A hundred years ago today, a young man stood surrounded by friends on a railway platform in Shanghai. Song Jiaoren was heading to Beijing to form a new government. He was to lead the largest electoral block in the new national Assembly.
Song never made it. Shortly before 11 o’clock on the night of March 20th 1913, an assassin slipped behind him and fired two shots at close range. Two days later Song, the man who would have become the first democratically elected premier of China, had died in a Shanghai hospital at the age of 30.
All evidence pointed to a conspiracy orchestrated by Yuan Shikai , a powerful and ambitious general-turned-politician who was then president of the fledgling Chinese republic
With the murder of Song, on that Shanghai platform, a last obstacle to Yuan’s bid for absolute power was cleared. Within a year Yuan was able to order that all members of Song’s Kuomintang be expelled from the national assembly. The following spring a new assembly, packed with delegates who would bend to Yuan’s will, approved a constitutional compact giving Yuan virtually unlimited powers.

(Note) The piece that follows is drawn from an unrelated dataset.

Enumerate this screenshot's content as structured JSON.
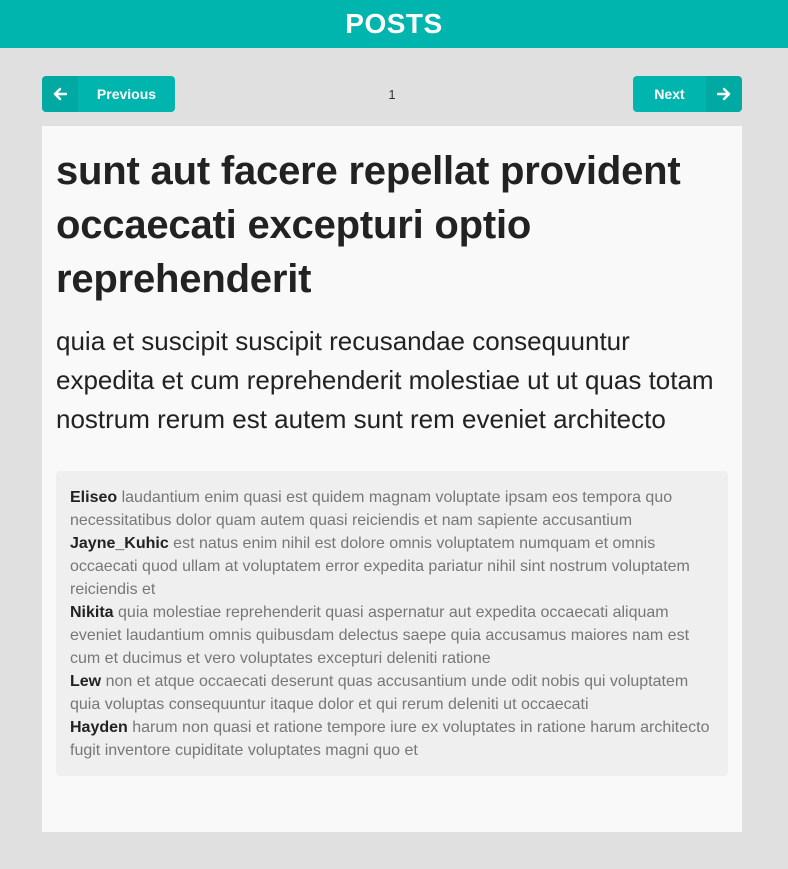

Whether the republic would have survived were it not for Song’s assassination and Yuan’s feverish grasping is a difficult question. Song might no amount to much resistance in a national assembly controlled by Yuan’s henchmen. After all party politics was still in its infancy stage at China at that time. The tumultuous events of 1913 have since become strong evidence for the historians who argue that electoral democracy is somehow incompatible with the Chinese experience.